◆ Task to carry out
Find the string "Epoch" in the entries and copy each line that has it.

(Records contained in a dataset)
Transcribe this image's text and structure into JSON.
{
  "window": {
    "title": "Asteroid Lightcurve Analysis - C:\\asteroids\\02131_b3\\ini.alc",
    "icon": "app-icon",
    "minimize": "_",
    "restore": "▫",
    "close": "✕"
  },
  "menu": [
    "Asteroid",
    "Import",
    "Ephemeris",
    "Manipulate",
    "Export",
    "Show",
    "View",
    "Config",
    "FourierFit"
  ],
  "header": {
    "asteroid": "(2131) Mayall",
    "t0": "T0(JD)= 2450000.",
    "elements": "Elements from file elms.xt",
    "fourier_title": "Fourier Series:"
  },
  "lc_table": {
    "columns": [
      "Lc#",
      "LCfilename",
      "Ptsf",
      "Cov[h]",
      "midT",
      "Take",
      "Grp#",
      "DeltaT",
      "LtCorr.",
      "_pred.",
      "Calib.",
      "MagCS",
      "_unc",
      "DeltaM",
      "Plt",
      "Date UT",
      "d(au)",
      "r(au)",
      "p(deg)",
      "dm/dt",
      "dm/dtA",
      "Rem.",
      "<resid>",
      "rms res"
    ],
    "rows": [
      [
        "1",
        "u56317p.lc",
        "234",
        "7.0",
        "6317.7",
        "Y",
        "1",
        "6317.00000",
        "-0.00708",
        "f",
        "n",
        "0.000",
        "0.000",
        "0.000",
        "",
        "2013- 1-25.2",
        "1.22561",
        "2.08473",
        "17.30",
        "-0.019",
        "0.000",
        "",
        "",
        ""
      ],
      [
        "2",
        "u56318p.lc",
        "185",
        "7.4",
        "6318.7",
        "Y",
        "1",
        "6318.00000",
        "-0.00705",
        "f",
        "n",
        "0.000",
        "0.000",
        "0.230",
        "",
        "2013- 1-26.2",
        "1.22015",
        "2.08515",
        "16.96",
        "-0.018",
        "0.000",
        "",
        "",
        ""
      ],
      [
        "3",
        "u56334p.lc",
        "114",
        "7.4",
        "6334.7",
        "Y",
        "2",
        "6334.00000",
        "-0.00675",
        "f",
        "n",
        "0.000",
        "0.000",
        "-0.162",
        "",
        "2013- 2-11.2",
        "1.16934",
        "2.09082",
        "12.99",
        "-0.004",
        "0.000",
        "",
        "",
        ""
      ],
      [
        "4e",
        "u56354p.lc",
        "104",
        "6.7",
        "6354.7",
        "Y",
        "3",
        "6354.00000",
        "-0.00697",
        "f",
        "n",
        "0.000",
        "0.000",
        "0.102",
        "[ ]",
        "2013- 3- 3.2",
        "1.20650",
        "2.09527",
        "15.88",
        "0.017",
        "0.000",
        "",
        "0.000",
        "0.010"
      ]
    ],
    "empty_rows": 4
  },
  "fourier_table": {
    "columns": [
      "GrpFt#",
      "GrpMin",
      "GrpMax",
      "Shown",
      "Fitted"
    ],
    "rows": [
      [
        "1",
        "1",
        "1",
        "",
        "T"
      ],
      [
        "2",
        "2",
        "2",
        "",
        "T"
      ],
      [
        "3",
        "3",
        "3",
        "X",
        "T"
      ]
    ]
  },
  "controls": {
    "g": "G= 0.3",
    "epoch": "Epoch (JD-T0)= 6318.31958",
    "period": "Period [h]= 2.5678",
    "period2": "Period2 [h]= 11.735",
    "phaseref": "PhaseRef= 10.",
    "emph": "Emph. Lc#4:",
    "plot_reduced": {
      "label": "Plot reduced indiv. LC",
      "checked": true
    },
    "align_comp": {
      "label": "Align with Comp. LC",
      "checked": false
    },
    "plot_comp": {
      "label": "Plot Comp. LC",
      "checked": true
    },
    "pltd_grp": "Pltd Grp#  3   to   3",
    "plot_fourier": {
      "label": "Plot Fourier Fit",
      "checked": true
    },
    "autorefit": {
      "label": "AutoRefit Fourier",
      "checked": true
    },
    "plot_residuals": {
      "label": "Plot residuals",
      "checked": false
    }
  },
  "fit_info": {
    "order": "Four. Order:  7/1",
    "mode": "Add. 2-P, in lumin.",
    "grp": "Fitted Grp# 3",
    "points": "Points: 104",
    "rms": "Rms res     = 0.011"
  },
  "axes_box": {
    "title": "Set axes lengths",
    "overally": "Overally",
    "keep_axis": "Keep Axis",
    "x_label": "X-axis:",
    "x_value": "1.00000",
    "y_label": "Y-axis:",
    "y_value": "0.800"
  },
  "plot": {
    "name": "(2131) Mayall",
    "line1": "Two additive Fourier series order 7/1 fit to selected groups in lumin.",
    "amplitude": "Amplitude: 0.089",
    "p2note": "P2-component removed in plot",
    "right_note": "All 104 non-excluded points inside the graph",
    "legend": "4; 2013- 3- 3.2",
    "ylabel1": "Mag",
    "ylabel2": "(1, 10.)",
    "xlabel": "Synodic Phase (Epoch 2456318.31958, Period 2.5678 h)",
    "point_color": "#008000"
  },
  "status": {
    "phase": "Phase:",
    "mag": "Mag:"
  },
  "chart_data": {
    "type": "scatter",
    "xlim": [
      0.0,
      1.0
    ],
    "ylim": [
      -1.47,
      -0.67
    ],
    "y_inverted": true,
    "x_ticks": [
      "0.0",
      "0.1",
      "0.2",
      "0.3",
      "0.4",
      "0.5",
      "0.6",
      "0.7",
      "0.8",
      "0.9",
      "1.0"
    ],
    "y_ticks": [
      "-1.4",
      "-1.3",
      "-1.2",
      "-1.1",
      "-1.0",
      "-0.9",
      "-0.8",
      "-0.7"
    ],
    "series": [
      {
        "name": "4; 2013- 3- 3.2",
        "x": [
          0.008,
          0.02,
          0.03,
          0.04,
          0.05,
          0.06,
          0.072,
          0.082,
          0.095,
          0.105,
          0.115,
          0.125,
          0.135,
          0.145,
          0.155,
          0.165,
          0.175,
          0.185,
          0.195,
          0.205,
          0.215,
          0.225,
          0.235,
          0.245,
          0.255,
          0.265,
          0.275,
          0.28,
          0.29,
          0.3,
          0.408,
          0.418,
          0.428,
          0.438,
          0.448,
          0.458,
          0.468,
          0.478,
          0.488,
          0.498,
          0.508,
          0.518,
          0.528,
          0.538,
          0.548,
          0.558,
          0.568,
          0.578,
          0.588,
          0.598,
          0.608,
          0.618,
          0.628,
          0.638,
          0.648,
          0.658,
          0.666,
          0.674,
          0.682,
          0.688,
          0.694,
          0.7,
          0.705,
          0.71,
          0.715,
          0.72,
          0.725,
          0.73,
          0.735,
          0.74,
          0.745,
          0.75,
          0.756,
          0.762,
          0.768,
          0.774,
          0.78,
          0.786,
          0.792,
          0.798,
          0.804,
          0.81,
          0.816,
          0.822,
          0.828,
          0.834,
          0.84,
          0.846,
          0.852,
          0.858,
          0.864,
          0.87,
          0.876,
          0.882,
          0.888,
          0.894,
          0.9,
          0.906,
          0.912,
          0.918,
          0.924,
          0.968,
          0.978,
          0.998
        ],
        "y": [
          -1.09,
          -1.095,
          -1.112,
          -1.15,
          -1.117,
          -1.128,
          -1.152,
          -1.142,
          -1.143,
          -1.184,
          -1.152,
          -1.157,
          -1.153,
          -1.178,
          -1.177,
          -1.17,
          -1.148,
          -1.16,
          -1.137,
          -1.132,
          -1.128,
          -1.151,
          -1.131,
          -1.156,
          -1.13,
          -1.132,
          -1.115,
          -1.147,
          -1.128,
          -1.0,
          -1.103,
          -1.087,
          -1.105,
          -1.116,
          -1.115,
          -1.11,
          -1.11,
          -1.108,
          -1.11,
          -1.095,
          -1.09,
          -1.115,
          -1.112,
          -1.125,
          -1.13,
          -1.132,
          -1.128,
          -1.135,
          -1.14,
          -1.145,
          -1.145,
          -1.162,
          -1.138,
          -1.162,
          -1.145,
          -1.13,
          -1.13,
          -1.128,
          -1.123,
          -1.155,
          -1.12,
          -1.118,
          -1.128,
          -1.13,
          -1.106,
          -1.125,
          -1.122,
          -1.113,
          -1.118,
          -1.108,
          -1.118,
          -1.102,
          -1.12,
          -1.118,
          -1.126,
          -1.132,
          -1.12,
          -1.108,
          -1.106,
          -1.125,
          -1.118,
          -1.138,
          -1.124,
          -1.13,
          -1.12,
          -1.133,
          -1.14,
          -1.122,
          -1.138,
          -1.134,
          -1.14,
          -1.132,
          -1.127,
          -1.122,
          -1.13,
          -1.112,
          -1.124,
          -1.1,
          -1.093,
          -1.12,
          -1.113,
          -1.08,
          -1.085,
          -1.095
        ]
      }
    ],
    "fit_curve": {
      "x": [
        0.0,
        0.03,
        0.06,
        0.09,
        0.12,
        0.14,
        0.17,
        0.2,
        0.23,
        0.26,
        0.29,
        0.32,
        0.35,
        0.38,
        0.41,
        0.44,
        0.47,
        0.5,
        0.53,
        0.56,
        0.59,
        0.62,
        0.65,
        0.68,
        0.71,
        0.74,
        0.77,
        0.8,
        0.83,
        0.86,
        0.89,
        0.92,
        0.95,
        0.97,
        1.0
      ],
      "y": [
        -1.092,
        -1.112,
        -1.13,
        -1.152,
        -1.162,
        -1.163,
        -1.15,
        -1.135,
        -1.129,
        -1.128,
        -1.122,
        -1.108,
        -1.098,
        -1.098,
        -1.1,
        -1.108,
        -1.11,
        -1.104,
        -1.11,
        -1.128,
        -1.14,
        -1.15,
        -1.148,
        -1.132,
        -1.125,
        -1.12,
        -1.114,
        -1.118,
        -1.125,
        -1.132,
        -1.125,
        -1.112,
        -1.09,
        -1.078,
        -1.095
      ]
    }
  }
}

◆ Answer to the problem
    "epoch": "Epoch (JD-T0)= 6318.31958",
    "xlabel": "Synodic Phase (Epoch 2456318.31958, Period 2.5678 h)",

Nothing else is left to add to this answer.